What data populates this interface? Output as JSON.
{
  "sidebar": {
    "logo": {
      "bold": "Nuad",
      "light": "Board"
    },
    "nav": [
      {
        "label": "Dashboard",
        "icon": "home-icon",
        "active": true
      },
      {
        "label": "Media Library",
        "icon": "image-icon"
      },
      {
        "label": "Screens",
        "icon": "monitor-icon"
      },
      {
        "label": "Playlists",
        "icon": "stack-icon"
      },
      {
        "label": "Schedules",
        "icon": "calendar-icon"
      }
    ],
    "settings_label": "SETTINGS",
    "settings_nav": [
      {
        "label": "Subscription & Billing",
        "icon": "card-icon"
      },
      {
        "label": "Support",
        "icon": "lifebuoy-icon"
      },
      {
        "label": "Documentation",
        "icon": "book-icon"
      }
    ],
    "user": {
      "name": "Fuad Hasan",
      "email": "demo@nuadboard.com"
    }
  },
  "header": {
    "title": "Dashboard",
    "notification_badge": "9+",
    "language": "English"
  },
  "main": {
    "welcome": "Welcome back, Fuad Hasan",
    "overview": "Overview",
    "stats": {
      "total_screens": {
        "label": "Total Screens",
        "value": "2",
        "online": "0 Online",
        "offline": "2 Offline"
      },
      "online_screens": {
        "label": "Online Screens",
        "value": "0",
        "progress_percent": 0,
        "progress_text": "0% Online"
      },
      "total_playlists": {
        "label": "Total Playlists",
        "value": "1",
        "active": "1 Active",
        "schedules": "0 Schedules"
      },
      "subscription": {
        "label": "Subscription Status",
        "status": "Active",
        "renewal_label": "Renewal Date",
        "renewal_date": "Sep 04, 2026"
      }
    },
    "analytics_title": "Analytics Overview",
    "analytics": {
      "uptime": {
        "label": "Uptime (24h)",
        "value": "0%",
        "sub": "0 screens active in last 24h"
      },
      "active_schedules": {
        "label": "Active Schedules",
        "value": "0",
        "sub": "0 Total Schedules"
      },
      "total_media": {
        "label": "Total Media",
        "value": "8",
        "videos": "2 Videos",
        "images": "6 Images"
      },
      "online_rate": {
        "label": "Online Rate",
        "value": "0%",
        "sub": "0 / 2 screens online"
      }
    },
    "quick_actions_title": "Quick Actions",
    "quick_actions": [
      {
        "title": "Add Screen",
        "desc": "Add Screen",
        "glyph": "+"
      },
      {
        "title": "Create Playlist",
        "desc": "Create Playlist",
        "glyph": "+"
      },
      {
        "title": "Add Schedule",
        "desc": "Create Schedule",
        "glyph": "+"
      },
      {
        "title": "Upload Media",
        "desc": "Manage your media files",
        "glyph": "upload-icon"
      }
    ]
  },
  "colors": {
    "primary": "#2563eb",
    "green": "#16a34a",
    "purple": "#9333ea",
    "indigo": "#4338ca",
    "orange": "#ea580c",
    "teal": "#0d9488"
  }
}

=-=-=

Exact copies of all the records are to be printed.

### Answer area
What data populates this interface? Output as JSON.
{
  "sidebar": {
    "logo": {
      "bold": "Nuad",
      "light": "Board"
    },
    "nav": [
      {
        "label": "Dashboard",
        "icon": "home-icon",
        "active": true
      },
      {
        "label": "Media Library",
        "icon": "image-icon"
      },
      {
        "label": "Screens",
        "icon": "monitor-icon"
      },
      {
        "label": "Playlists",
        "icon": "stack-icon"
      },
      {
        "label": "Schedules",
        "icon": "calendar-icon"
      }
    ],
    "settings_label": "SETTINGS",
    "settings_nav": [
      {
        "label": "Subscription & Billing",
        "icon": "card-icon"
      },
      {
        "label": "Support",
        "icon": "lifebuoy-icon"
      },
      {
        "label": "Documentation",
        "icon": "book-icon"
      }
    ],
    "user": {
      "name": "Fuad Hasan",
      "email": "demo@nuadboard.com"
    }
  },
  "header": {
    "title": "Dashboard",
    "notification_badge": "9+",
    "language": "English"
  },
  "main": {
    "welcome": "Welcome back, Fuad Hasan",
    "overview": "Overview",
    "stats": {
      "total_screens": {
        "label": "Total Screens",
        "value": "2",
        "online": "0 Online",
        "offline": "2 Offline"
      },
      "online_screens": {
        "label": "Online Screens",
        "value": "0",
        "progress_percent": 0,
        "progress_text": "0% Online"
      },
      "total_playlists": {
        "label": "Total Playlists",
        "value": "1",
        "active": "1 Active",
        "schedules": "0 Schedules"
      },
      "subscription": {
        "label": "Subscription Status",
        "status": "Active",
        "renewal_label": "Renewal Date",
        "renewal_date": "Sep 04, 2026"
      }
    },
    "analytics_title": "Analytics Overview",
    "analytics": {
      "uptime": {
        "label": "Uptime (24h)",
        "value": "0%",
        "sub": "0 screens active in last 24h"
      },
      "active_schedules": {
        "label": "Active Schedules",
        "value": "0",
        "sub": "0 Total Schedules"
      },
      "total_media": {
        "label": "Total Media",
        "value": "8",
        "videos": "2 Videos",
        "images": "6 Images"
      },
      "online_rate": {
        "label": "Online Rate",
        "value": "0%",
        "sub": "0 / 2 screens online"
      }
    },
    "quick_actions_title": "Quick Actions",
    "quick_actions": [
      {
        "title": "Add Screen",
        "desc": "Add Screen",
        "glyph": "+"
      },
      {
        "title": "Create Playlist",
        "desc": "Create Playlist",
        "glyph": "+"
      },
      {
        "title": "Add Schedule",
        "desc": "Create Schedule",
        "glyph": "+"
      },
      {
        "title": "Upload Media",
        "desc": "Manage your media files",
        "glyph": "upload-icon"
      }
    ]
  },
  "colors": {
    "primary": "#2563eb",
    "green": "#16a34a",
    "purple": "#9333ea",
    "indigo": "#4338ca",
    "orange": "#ea580c",
    "teal": "#0d9488"
  }
}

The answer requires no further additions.